Medieval courts settled pleas of debt and other petty disputes besides granting copyholds, exacting childwite and fines for agricultural misdemeanours, and issuing licences for marriage and, occasionally, for going outside the manor. (fn. 7) Reeves and apparently rent collectors were elected throughout the 14th century. (fn. 8) Officers in the late 15th century and early 16th included a hayward, 2 water bailiffs, and in 1506 2 supervisors of fields, fisheries, and waters, and in 1616 there were 2 grass stewards. (fn. 9) Constables, mentioned from 1642 to the 1750s, were appointed by the Bampton court. (fn. 10) Copyhold grants continued throughout the 17th century, and courts baron, with courts of survey, were held in 1699 and 1707; no-later courts are known, and although the manor was sold with its courts and perquisites in 1755 they presumably lapsed following Shifford's inclosure soon after. (fn. 11)

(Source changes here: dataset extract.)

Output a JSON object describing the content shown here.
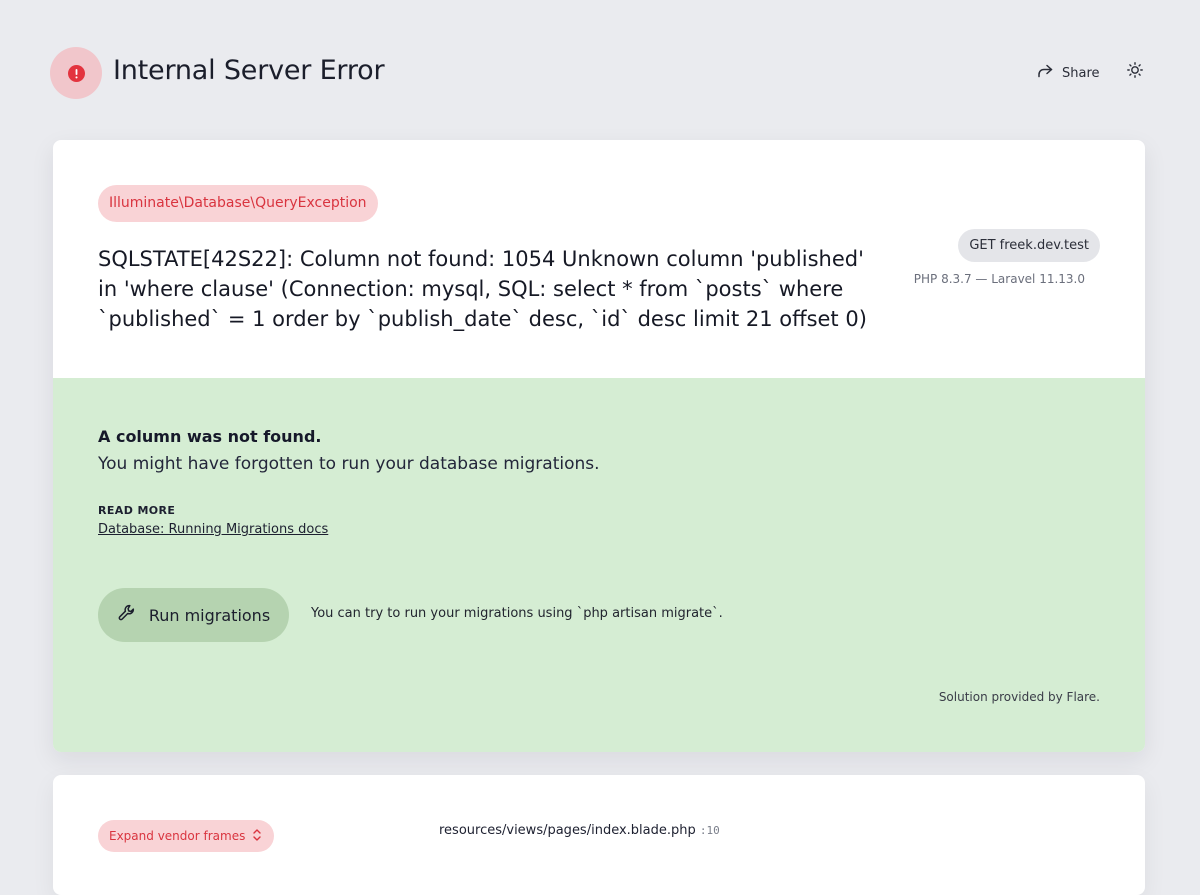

In the 19th century and probably by the late 15th Shifford had 4 church- or chapelwardens, appointed by Shifford, Chimney, Cote, and Brighthampton, (fn. 12) though only 2 wardens were mentioned in 1530. (fn. 13) After the division of Bampton parish in 1857 Shifford 'vestry', so called by 1859 and attended by representatives of those townships, continued to appoint usually 4 wardens, but from the 1880s sometimes only 2 or three. (fn. 14) There was one warden in 1990. (fn. 15) In 1817 there was a 'parish' clerk, whose income the chapelwardens agreed to increase following intervention by a vicar of Bampton. (fn. 16)
Shifford may have shared an overseer with Chimney in the earlier 17th century but had its own probably by 1666, (fn. 17) and in 1759 may have had two. (fn. 18) Only a single weekly allowance was being paid c. 1755, and total parish expenditure rarely exceeded £4. (fn. 19) In 1775-6 £3 17s. was spent on poor relief, between 1783 and 1785 an average of £3 6s., but in 1803 £21. By 1814 the total was £34, and in 1820 £66, or 30s. per head; from 1821 expenditure ranged usually between £38 and £45, rising in 1831 to £68 or c. 29s. per head. (fn. 20) In 1803 there were 2 adults and 4 children on regular out relief and 5 people on occasional relief; from 1813 to 1815 two or three people received relief regularly and the same number occasionally. (fn. 21)
After 1834 Shifford belonged to Witney union, and from 1894 to Witney rural district. In 1974 it became part of West Oxfordshire district. (fn. 22)